> _Task to complete_
Copy each line below without leaving any out.

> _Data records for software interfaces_

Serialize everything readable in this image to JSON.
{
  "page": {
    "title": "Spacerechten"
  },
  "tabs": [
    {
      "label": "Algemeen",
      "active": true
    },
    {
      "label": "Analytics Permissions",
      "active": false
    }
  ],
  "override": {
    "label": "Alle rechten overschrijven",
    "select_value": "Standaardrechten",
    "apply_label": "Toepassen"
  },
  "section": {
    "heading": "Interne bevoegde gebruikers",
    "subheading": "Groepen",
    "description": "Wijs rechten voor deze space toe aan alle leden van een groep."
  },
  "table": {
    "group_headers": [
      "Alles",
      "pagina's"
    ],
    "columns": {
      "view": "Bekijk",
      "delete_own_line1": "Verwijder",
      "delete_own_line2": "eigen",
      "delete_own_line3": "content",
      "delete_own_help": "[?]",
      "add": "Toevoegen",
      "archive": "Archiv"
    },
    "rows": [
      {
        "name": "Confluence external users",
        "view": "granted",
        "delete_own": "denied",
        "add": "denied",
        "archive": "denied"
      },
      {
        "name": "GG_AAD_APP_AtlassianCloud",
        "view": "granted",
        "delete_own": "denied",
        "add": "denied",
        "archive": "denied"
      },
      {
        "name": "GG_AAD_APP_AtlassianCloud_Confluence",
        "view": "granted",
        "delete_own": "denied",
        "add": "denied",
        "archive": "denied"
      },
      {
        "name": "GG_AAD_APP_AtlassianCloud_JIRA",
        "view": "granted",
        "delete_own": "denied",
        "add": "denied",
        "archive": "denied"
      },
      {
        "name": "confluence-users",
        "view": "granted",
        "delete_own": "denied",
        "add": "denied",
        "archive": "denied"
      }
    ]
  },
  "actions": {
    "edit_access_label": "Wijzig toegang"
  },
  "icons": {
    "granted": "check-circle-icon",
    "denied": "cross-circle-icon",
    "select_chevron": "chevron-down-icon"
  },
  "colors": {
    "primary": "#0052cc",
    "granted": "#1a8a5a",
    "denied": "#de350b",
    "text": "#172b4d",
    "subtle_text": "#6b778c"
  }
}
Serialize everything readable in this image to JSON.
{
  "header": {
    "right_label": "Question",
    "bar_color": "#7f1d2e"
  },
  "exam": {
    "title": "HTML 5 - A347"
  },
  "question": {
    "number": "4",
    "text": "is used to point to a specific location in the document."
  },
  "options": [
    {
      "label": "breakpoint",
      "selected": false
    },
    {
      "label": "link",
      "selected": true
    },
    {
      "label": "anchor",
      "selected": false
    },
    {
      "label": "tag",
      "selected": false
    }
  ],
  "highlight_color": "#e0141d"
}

> _Written solution_
Serialize everything readable in this image to JSON.
{
  "page": {
    "title": "Spacerechten"
  },
  "tabs": [
    {
      "label": "Algemeen",
      "active": true
    },
    {
      "label": "Analytics Permissions",
      "active": false
    }
  ],
  "override": {
    "label": "Alle rechten overschrijven",
    "select_value": "Standaardrechten",
    "apply_label": "Toepassen"
  },
  "section": {
    "heading": "Interne bevoegde gebruikers",
    "subheading": "Groepen",
    "description": "Wijs rechten voor deze space toe aan alle leden van een groep."
  },
  "table": {
    "group_headers": [
      "Alles",
      "pagina's"
    ],
    "columns": {
      "view": "Bekijk",
      "delete_own_line1": "Verwijder",
      "delete_own_line2": "eigen",
      "delete_own_line3": "content",
      "delete_own_help": "[?]",
      "add": "Toevoegen",
      "archive": "Archiv"
    },
    "rows": [
      {
        "name": "Confluence external users",
        "view": "granted",
        "delete_own": "denied",
        "add": "denied",
        "archive": "denied"
      },
      {
        "name": "GG_AAD_APP_AtlassianCloud",
        "view": "granted",
        "delete_own": "denied",
        "add": "denied",
        "archive": "denied"
      },
      {
        "name": "GG_AAD_APP_AtlassianCloud_Confluence",
        "view": "granted",
        "delete_own": "denied",
        "add": "denied",
        "archive": "denied"
      },
      {
        "name": "GG_AAD_APP_AtlassianCloud_JIRA",
        "view": "granted",
        "delete_own": "denied",
        "add": "denied",
        "archive": "denied"
      },
      {
        "name": "confluence-users",
        "view": "granted",
        "delete_own": "denied",
        "add": "denied",
        "archive": "denied"
      }
    ]
  },
  "actions": {
    "edit_access_label": "Wijzig toegang"
  },
  "icons": {
    "granted": "check-circle-icon",
    "denied": "cross-circle-icon",
    "select_chevron": "chevron-down-icon"
  },
  "colors": {
    "primary": "#0052cc",
    "granted": "#1a8a5a",
    "denied": "#de350b",
    "text": "#172b4d",
    "subtle_text": "#6b778c"
  }
}
Serialize everything readable in this image to JSON.
{
  "header": {
    "right_label": "Question",
    "bar_color": "#7f1d2e"
  },
  "exam": {
    "title": "HTML 5 - A347"
  },
  "question": {
    "number": "4",
    "text": "is used to point to a specific location in the document."
  },
  "options": [
    {
      "label": "breakpoint",
      "selected": false
    },
    {
      "label": "link",
      "selected": true
    },
    {
      "label": "anchor",
      "selected": false
    },
    {
      "label": "tag",
      "selected": false
    }
  ],
  "highlight_color": "#e0141d"
}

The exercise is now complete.